Action item: Set down all of the lines below exactly as they are given.

Input for this task:
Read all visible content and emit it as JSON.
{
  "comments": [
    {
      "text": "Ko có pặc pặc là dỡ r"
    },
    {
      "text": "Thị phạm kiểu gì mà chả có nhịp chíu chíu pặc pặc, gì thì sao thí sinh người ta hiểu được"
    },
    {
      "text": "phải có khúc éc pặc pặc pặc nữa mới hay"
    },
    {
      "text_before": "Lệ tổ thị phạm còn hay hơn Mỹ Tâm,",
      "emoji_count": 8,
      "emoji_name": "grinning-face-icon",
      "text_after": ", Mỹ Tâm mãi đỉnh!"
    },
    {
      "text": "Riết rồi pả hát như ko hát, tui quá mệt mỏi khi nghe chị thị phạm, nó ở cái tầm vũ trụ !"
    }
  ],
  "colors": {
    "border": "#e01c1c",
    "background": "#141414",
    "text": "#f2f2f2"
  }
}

Written response:
Read all visible content and emit it as JSON.
{
  "comments": [
    {
      "text": "Ko có pặc pặc là dỡ r"
    },
    {
      "text": "Thị phạm kiểu gì mà chả có nhịp chíu chíu pặc pặc, gì thì sao thí sinh người ta hiểu được"
    },
    {
      "text": "phải có khúc éc pặc pặc pặc nữa mới hay"
    },
    {
      "text_before": "Lệ tổ thị phạm còn hay hơn Mỹ Tâm,",
      "emoji_count": 8,
      "emoji_name": "grinning-face-icon",
      "text_after": ", Mỹ Tâm mãi đỉnh!"
    },
    {
      "text": "Riết rồi pả hát như ko hát, tui quá mệt mỏi khi nghe chị thị phạm, nó ở cái tầm vũ trụ !"
    }
  ],
  "colors": {
    "border": "#e01c1c",
    "background": "#141414",
    "text": "#f2f2f2"
  }
}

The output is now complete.